Also, IoT and smart devices are becoming more popular in exhibitor booths. While it’s fun to be able to ask Alexa wacky questions, those devices also could be used to record conversations and collect information that can later be used to contact attendees without their consent or sell their data to data brokers.
Speaking of data brokers — entities don’t even have to break into your databases to collect attendee data to sell. Some just have someone hanging around the lobby collecting information from attendee badges, which they use to create databases of email addresses used by people who work at those companies. Those badges contain a lot of information these folks can use.
One idea for a great conference giveaway: The Juice Jack Defender. Any public charging station (at the airport, at hotels, even in the conference venue) could have a tiny skimmer in it, too small to even see, that could skim all the information off your phone without leaving a trace. These small devices can attach to your charging cord to keep your data from being sucked out by these little skimmers in public charging portals. I look at people lined up to use the public charging stations at airports and it’s like they’re lining up to use the same toothbrush — you should know you’re going to get infected.
What advice do you have for planners to help them improve their cybersecurity?

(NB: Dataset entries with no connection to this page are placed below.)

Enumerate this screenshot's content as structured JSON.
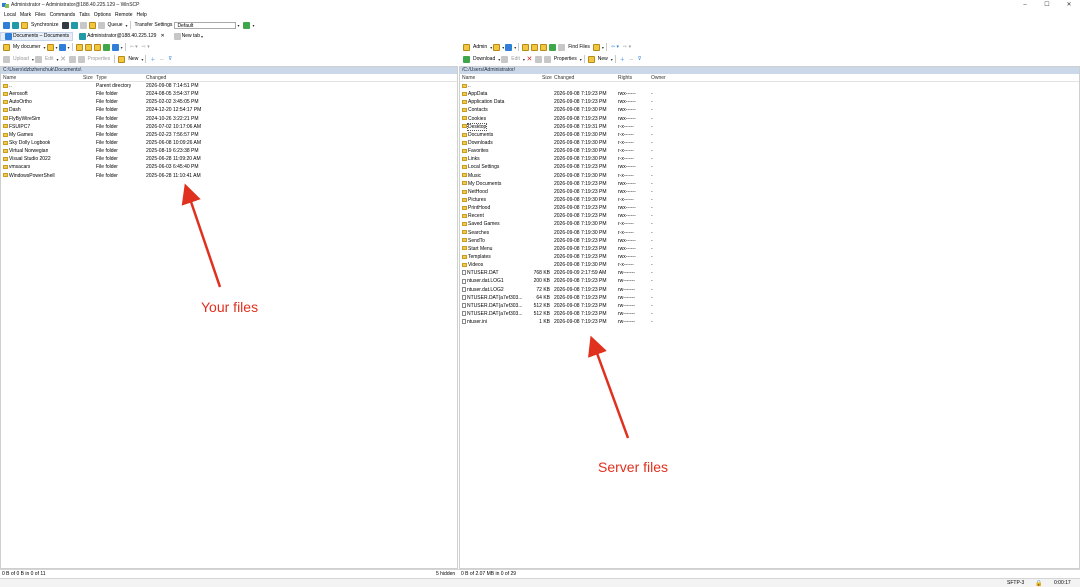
{
  "window": {
    "title": "Administrator – Administrator@188.40.225.129 – WinSCP",
    "controls": [
      "–",
      "☐",
      "✕"
    ]
  },
  "menubar": [
    "Local",
    "Mark",
    "Files",
    "Commands",
    "Tabs",
    "Options",
    "Remote",
    "Help"
  ],
  "toolbar": {
    "synchronize": "Synchronize",
    "queue": "Queue",
    "transfer_settings": "Transfer Settings",
    "transfer_value": "Default"
  },
  "tabs": [
    {
      "label": "Documents – Documents"
    },
    {
      "label": "Administrator@188.40.225.129"
    },
    {
      "label": "New tab"
    }
  ],
  "local": {
    "location": "My documer",
    "upload": "Upload",
    "edit": "Edit",
    "properties": "Properties",
    "new": "New",
    "path": "C:\\Users\\dzbzhenchuk\\Documents\\",
    "columns": [
      "Name",
      "Size",
      "Type",
      "Changed"
    ],
    "files": [
      {
        "name": "..",
        "size": "",
        "type": "Parent directory",
        "changed": "2026-09-08 7:14:51 PM",
        "kind": "parent"
      },
      {
        "name": "Aerosoft",
        "size": "",
        "type": "File folder",
        "changed": "2024-08-05 3:54:37 PM",
        "kind": "folder"
      },
      {
        "name": "AutoOrtho",
        "size": "",
        "type": "File folder",
        "changed": "2025-02-02 3:45:05 PM",
        "kind": "folder"
      },
      {
        "name": "Dash",
        "size": "",
        "type": "File folder",
        "changed": "2024-12-20 12:54:17 PM",
        "kind": "folder"
      },
      {
        "name": "FlyByWireSim",
        "size": "",
        "type": "File folder",
        "changed": "2024-10-26 3:22:21 PM",
        "kind": "folder"
      },
      {
        "name": "FSUIPC7",
        "size": "",
        "type": "File folder",
        "changed": "2026-07-02 10:17:06 AM",
        "kind": "folder"
      },
      {
        "name": "My Games",
        "size": "",
        "type": "File folder",
        "changed": "2025-02-23 7:56:57 PM",
        "kind": "folder"
      },
      {
        "name": "Sky Dolly Logbook",
        "size": "",
        "type": "File folder",
        "changed": "2025-06-08 10:09:26 AM",
        "kind": "folder"
      },
      {
        "name": "Virtual Norwegian",
        "size": "",
        "type": "File folder",
        "changed": "2025-08-19 6:23:38 PM",
        "kind": "folder"
      },
      {
        "name": "Visual Studio 2022",
        "size": "",
        "type": "File folder",
        "changed": "2025-06-28 11:09:20 AM",
        "kind": "folder"
      },
      {
        "name": "vmsacars",
        "size": "",
        "type": "File folder",
        "changed": "2025-06-03 6:45:40 PM",
        "kind": "folder"
      },
      {
        "name": "WindowsPowerShell",
        "size": "",
        "type": "File folder",
        "changed": "2025-06-28 11:10:41 AM",
        "kind": "folder"
      }
    ],
    "status": "0 B of 0 B in 0 of 11",
    "hidden": "5 hidden"
  },
  "remote": {
    "location": "Admin",
    "download": "Download",
    "edit": "Edit",
    "properties": "Properties",
    "new": "New",
    "find_files": "Find Files",
    "path": "/C:/Users/Administrator/",
    "columns": [
      "Name",
      "Size",
      "Changed",
      "Rights",
      "Owner"
    ],
    "files": [
      {
        "name": "..",
        "size": "",
        "changed": "",
        "rights": "",
        "owner": "",
        "kind": "parent"
      },
      {
        "name": "AppData",
        "size": "",
        "changed": "2026-09-08 7:19:23 PM",
        "rights": "rwx------",
        "owner": "-",
        "kind": "folder"
      },
      {
        "name": "Application Data",
        "size": "",
        "changed": "2026-09-08 7:19:23 PM",
        "rights": "rwx------",
        "owner": "-",
        "kind": "folder"
      },
      {
        "name": "Contacts",
        "size": "",
        "changed": "2026-09-08 7:19:30 PM",
        "rights": "rwx------",
        "owner": "-",
        "kind": "folder"
      },
      {
        "name": "Cookies",
        "size": "",
        "changed": "2026-09-08 7:19:23 PM",
        "rights": "rwx------",
        "owner": "-",
        "kind": "folder"
      },
      {
        "name": "Desktop",
        "size": "",
        "changed": "2026-09-08 7:19:31 PM",
        "rights": "r-x------",
        "owner": "-",
        "kind": "folder",
        "focus": true
      },
      {
        "name": "Documents",
        "size": "",
        "changed": "2026-09-08 7:19:30 PM",
        "rights": "r-x------",
        "owner": "-",
        "kind": "folder"
      },
      {
        "name": "Downloads",
        "size": "",
        "changed": "2026-09-08 7:19:30 PM",
        "rights": "r-x------",
        "owner": "-",
        "kind": "folder"
      },
      {
        "name": "Favorites",
        "size": "",
        "changed": "2026-09-08 7:19:30 PM",
        "rights": "r-x------",
        "owner": "-",
        "kind": "folder"
      },
      {
        "name": "Links",
        "size": "",
        "changed": "2026-09-08 7:19:30 PM",
        "rights": "r-x------",
        "owner": "-",
        "kind": "folder"
      },
      {
        "name": "Local Settings",
        "size": "",
        "changed": "2026-09-08 7:19:23 PM",
        "rights": "rwx------",
        "owner": "-",
        "kind": "folder"
      },
      {
        "name": "Music",
        "size": "",
        "changed": "2026-09-08 7:19:30 PM",
        "rights": "r-x------",
        "owner": "-",
        "kind": "folder"
      },
      {
        "name": "My Documents",
        "size": "",
        "changed": "2026-09-08 7:19:23 PM",
        "rights": "rwx------",
        "owner": "-",
        "kind": "folder"
      },
      {
        "name": "NetHood",
        "size": "",
        "changed": "2026-09-08 7:19:23 PM",
        "rights": "rwx------",
        "owner": "-",
        "kind": "folder"
      },
      {
        "name": "Pictures",
        "size": "",
        "changed": "2026-09-08 7:19:30 PM",
        "rights": "r-x------",
        "owner": "-",
        "kind": "folder"
      },
      {
        "name": "PrintHood",
        "size": "",
        "changed": "2026-09-08 7:19:23 PM",
        "rights": "rwx------",
        "owner": "-",
        "kind": "folder"
      },
      {
        "name": "Recent",
        "size": "",
        "changed": "2026-09-08 7:19:23 PM",
        "rights": "rwx------",
        "owner": "-",
        "kind": "folder"
      },
      {
        "name": "Saved Games",
        "size": "",
        "changed": "2026-09-08 7:19:30 PM",
        "rights": "r-x------",
        "owner": "-",
        "kind": "folder"
      },
      {
        "name": "Searches",
        "size": "",
        "changed": "2026-09-08 7:19:30 PM",
        "rights": "r-x------",
        "owner": "-",
        "kind": "folder"
      },
      {
        "name": "SendTo",
        "size": "",
        "changed": "2026-09-08 7:19:23 PM",
        "rights": "rwx------",
        "owner": "-",
        "kind": "folder"
      },
      {
        "name": "Start Menu",
        "size": "",
        "changed": "2026-09-08 7:19:23 PM",
        "rights": "rwx------",
        "owner": "-",
        "kind": "folder"
      },
      {
        "name": "Templates",
        "size": "",
        "changed": "2026-09-08 7:19:23 PM",
        "rights": "rwx------",
        "owner": "-",
        "kind": "folder"
      },
      {
        "name": "Videos",
        "size": "",
        "changed": "2026-09-08 7:19:30 PM",
        "rights": "r-x------",
        "owner": "-",
        "kind": "folder"
      },
      {
        "name": "NTUSER.DAT",
        "size": "768 KB",
        "changed": "2026-09-09 2:17:59 AM",
        "rights": "rw-------",
        "owner": "-",
        "kind": "file"
      },
      {
        "name": "ntuser.dat.LOG1",
        "size": "200 KB",
        "changed": "2026-09-08 7:19:23 PM",
        "rights": "rw-------",
        "owner": "-",
        "kind": "file"
      },
      {
        "name": "ntuser.dat.LOG2",
        "size": "72 KB",
        "changed": "2026-09-08 7:19:23 PM",
        "rights": "rw-------",
        "owner": "-",
        "kind": "file"
      },
      {
        "name": "NTUSER.DAT{a7ef303...",
        "size": "64 KB",
        "changed": "2026-09-08 7:19:23 PM",
        "rights": "rw-------",
        "owner": "-",
        "kind": "file"
      },
      {
        "name": "NTUSER.DAT{a7ef303...",
        "size": "512 KB",
        "changed": "2026-09-08 7:19:23 PM",
        "rights": "rw-------",
        "owner": "-",
        "kind": "file"
      },
      {
        "name": "NTUSER.DAT{a7ef303...",
        "size": "512 KB",
        "changed": "2026-09-08 7:19:23 PM",
        "rights": "rw-------",
        "owner": "-",
        "kind": "file"
      },
      {
        "name": "ntuser.ini",
        "size": "1 KB",
        "changed": "2026-09-08 7:19:23 PM",
        "rights": "rw-------",
        "owner": "-",
        "kind": "file"
      }
    ],
    "status": "0 B of 2.07 MB in 0 of 29"
  },
  "bottom": {
    "protocol": "SFTP-3",
    "time": "0:00:17"
  },
  "annotations": {
    "left": "Your files",
    "right": "Server files"
  },
  "colors": {
    "accent_path": "#cad8ea",
    "arrow": "#e0301e",
    "folder": "#f2c94c"
  }
}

Herold: Be aware of potential vulnerabilities and make sure people know that encryption, multifactor authentication and other security measures are not enabled by default — everyone needs to check the security levels on all of their IoT devices, from Tiles to Echo Dots, both of which are popular, cool giveaways. [Geolocating gadgets you can affix to keys or other often-lost objects] are one of the most common ways stalkers and assaulters track down their victims.
The same goes for wayfinding apps, and apps that will provide a discount automatically for attendees, like at a nearby restaurant, for example. You need to look at the privacy and security policies first — and watch out for language in those policies that are more anti-security. These usually say, “We reserve the right to share this data with anyone we consider to be a trusted business associate or trusted business partner.” Well, that could be anybody they trust because they want their money.
Are virtual meetings any safer than in-person events when it comes to cybersecurity?
Herold: You need to take precautions there too. While things like Zoom-bombing are visually apparent, you also could have attendees sharing files that are contaminated with malware and ransomware. There could be attendees who are collecting information on other attendees or intellectual property being shared that should not be shared outside of the meeting. Planners need to make sure the platform they use is implemented properly, and with strict security settings in place. Also, whoever is admin for that meeting needs to control who can share what during the event.
Even though you want the online event to be as easy as possible, you don’t want it to be so easy that malware also is easy to spread.
For both in-person and online events, criminals are going to use what they know works because it’s easy to take advantage of people when they’re in an environment they trust. You need to make sure attendees truly can trust the environment they’re within.